Show all lines from the records below in which the string "text" is present.

___ Input ___

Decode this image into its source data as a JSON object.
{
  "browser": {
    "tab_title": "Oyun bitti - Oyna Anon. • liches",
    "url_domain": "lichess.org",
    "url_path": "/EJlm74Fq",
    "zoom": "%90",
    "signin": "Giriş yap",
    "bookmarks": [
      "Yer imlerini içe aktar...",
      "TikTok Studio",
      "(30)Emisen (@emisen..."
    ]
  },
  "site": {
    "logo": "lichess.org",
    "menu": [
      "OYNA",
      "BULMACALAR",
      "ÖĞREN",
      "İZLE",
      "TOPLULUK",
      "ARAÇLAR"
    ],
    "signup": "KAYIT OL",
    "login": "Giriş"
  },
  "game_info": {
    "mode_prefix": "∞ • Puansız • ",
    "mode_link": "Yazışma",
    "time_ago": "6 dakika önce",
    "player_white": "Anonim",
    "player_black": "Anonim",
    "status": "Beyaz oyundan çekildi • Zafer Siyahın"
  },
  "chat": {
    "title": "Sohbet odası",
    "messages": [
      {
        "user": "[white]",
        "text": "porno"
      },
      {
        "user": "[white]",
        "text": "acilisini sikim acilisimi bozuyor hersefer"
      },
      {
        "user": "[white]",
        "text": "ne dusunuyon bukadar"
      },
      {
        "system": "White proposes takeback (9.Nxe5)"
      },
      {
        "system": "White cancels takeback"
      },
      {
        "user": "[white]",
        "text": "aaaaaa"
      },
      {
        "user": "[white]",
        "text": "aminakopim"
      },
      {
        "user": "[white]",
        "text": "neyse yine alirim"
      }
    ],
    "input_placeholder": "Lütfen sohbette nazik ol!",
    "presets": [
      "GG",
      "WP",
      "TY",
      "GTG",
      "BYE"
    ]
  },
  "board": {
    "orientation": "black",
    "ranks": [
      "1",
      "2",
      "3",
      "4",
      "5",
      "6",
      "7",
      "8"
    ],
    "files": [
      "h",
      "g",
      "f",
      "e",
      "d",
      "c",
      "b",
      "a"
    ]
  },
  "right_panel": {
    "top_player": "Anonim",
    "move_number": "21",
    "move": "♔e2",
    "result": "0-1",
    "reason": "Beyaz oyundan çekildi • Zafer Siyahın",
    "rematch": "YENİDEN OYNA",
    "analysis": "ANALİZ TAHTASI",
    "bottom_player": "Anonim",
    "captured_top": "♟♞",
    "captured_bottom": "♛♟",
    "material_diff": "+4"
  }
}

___

:: Answer section ::
        "text": "porno"
        "text": "acilisini sikim acilisimi bozuyor hersefer"
        "text": "ne dusunuyon bukadar"
        "text": "aaaaaa"
        "text": "aminakopim"
        "text": "neyse yine alirim"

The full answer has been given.